A visible red laser (768 nm) light source focused through a defraction grating generates a number of laser planes that fan over the surface. High-resolution CCD cameras (768 × 494 pixels) positioned at various angles capture the scene and a high-speed image processor locates all stripes in the image. The interface card pre-processes the coordinates in 1/30 sec, while triangulation software spatially integrates volume elements from a 3-D array of x-, y-, and z-coordinates at rates of 20,000 points/sec.
Ford Motor Co. is testing the 4DI's capabilities embedded in the manufacturing line to measure engine-component volumes. "We are considering 4DI deployment to gather manufacturing-process performance data more efficiently," says Ford engineer Bill Charron. This data will set the stage for improved design and a better product, he adds.

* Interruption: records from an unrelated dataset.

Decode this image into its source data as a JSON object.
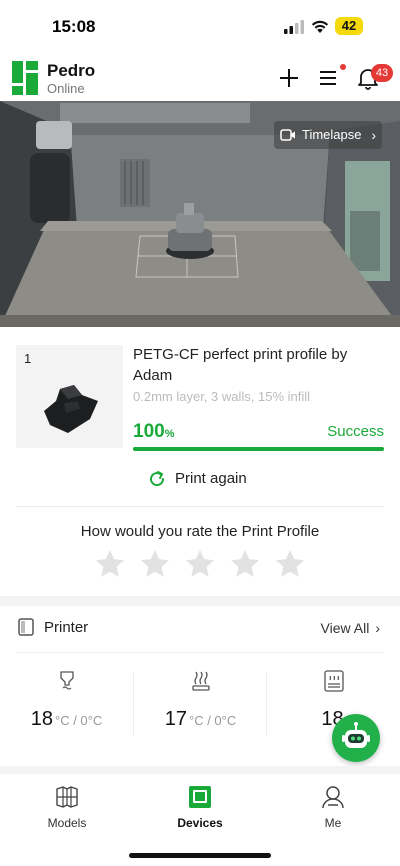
{
  "status_bar": {
    "time": "15:08",
    "battery": "42"
  },
  "header": {
    "device_name": "Pedro",
    "device_status": "Online",
    "notification_count": "43"
  },
  "camera": {
    "timelapse_label": "Timelapse"
  },
  "job": {
    "plate_number": "1",
    "title": "PETG-CF perfect print profile by Adam",
    "subtitle": "0.2mm layer, 3 walls, 15% infill",
    "progress_value": "100",
    "progress_unit": "%",
    "progress_fraction": 1.0,
    "state": "Success",
    "print_again_label": "Print again"
  },
  "rating": {
    "question": "How would you rate the Print Profile",
    "stars_total": 5,
    "stars_selected": 0
  },
  "printer": {
    "title": "Printer",
    "view_all_label": "View All",
    "temps": [
      {
        "value": "18",
        "unit": "°C / 0°C",
        "icon": "nozzle-icon"
      },
      {
        "value": "17",
        "unit": "°C / 0°C",
        "icon": "heatbed-icon"
      },
      {
        "value": "18",
        "unit": "",
        "icon": "chamber-icon"
      }
    ]
  },
  "bottom_nav": [
    {
      "label": "Models",
      "icon": "models-icon",
      "active": false
    },
    {
      "label": "Devices",
      "icon": "devices-icon",
      "active": true
    },
    {
      "label": "Me",
      "icon": "profile-icon",
      "active": false
    }
  ],
  "colors": {
    "accent": "#1aaa3a",
    "badge": "#e53935"
  }
}
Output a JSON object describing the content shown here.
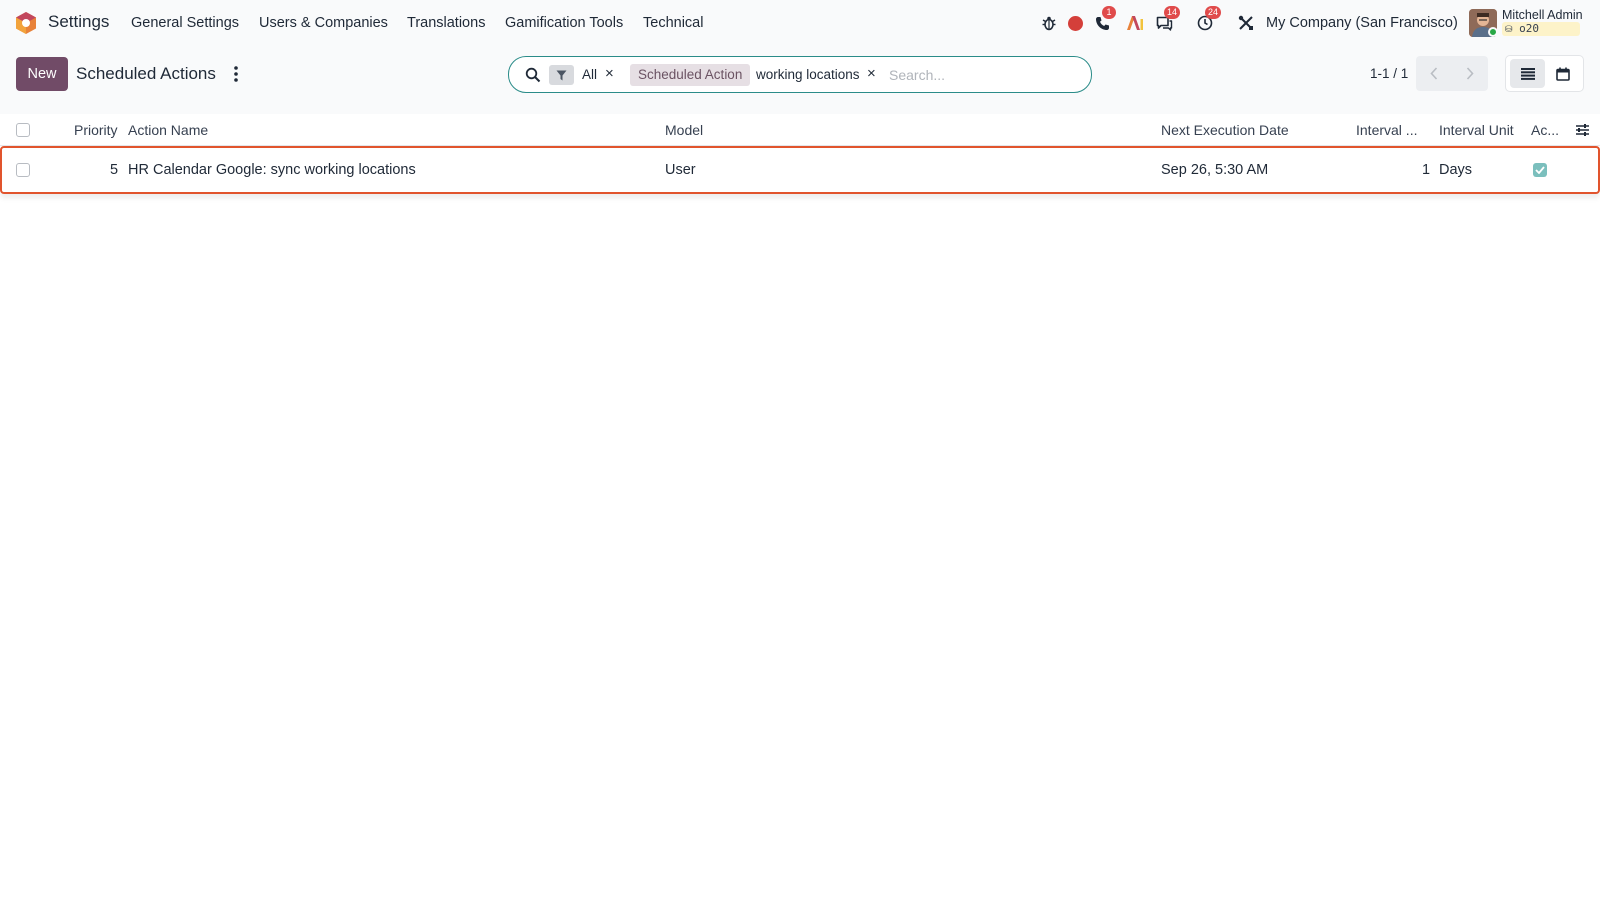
{
  "navbar": {
    "app_name": "Settings",
    "menu": [
      "General Settings",
      "Users & Companies",
      "Translations",
      "Gamification Tools",
      "Technical"
    ],
    "icons": {
      "debug": "bug-icon",
      "record": "record-icon",
      "phone": "phone-icon",
      "ai": "ai-icon",
      "chat": "chat-icon",
      "activity": "clock-icon",
      "tools": "tools-icon"
    },
    "badges": {
      "phone": "1",
      "chat": "14",
      "activity": "24"
    },
    "company": "My Company (San Francisco)",
    "user_name": "Mitchell Admin",
    "database": "o20",
    "colors": {
      "record": "#d43f3a",
      "badge": "#e04b4b",
      "brand": "#714b67",
      "highlight": "#e1542d"
    }
  },
  "control_panel": {
    "new_label": "New",
    "title": "Scheduled Actions",
    "search": {
      "filter_facet": "All",
      "group_facet_label": "Scheduled Action",
      "group_facet_value": "working locations",
      "placeholder": "Search..."
    },
    "pager": "1-1 / 1",
    "views": [
      "list-view-icon",
      "calendar-view-icon"
    ]
  },
  "table": {
    "columns": [
      "Priority",
      "Action Name",
      "Model",
      "Next Execution Date",
      "Interval ...",
      "Interval Unit",
      "Ac..."
    ],
    "rows": [
      {
        "priority": "5",
        "action_name": "HR Calendar Google: sync working locations",
        "model": "User",
        "next_execution": "Sep 26, 5:30 AM",
        "interval_number": "1",
        "interval_unit": "Days",
        "active": true
      }
    ]
  }
}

The fast laser-illuminator/video sensor system easily keeps up with Ford's engine-component transfer speeds. The system takes volume measurements to a precision better than 0.2% of chamber volume of three chambers in less than 20 seconds, achieving 100% in-line quality control. "There are many scanner systems out there doing the same thing," says Charron, "but they can't do it as fast."
For more information about Intelligent Automation Systems Inc.'s 4DI system, contact Wendy Wolfson at (617)354-3830, FAX (617) 547-9727.
Get your data on the road
Midland, MI--Most drivers describe a vehicle's ride and handling using words. But carmakers have to quantify vehicle dynamics to guarantee consistent quality.
To help ensure data quality, Ford needed a standard way to acquire vehicle-dynamics data. "We looked at what was out in the market for data acquisition," says Dan Craig, supervisor of the vehicle-dynamics test section at Ford, "and there was nothing that met all our needs. So we decided to work with Dateppli to develop the DRIVE system."
DRIVETM is a portable system that lets users collect analog data from a moving vehicle in test-track and over-the-road test conditions. The combined hardware and software system is based on a FieldWorks (Eden Prarie, MN) ruggedized laptop computer, which can withstand 100g operating shocks. It also includes a National Instruments ATMIO16X 16-bit data-acquisition board and LabVIEW-developed software.
"We want to have 'commonization' of equipment and procedures, and this system goes a long way in accomplishing that," notes Craig. In fact, Ford has made DRIVE its global standard for road-handling vehicle-dynamics data acquisition.
Thus far, the company has bought 50 systems (both 16- and 32-channel versions), including two for Australia and 10 for Europe (which includes one for Jaguar in Britain). Ford vendors, such as tire companies, have also bought DRIVE systems to help them meet Ford targets for data quality. The 16-channel system costs $40,000, the 32-channel version $50,000.
Engineers interface sensors to DRIVE to acquire objective data so that development teams can correlate hardware to CAE models. "We measure such things as lateral and longitudinal acceleration, yaw of the vehicle, and roll and pitch of the vehicle during certain maneuvers," says Craig.
He also points out that the system's software, developed using National Instruments' LabVIEW, makes the system user friendly because of the visual interface: "Engineers can pick up the nuances of utilizing the software very quickly."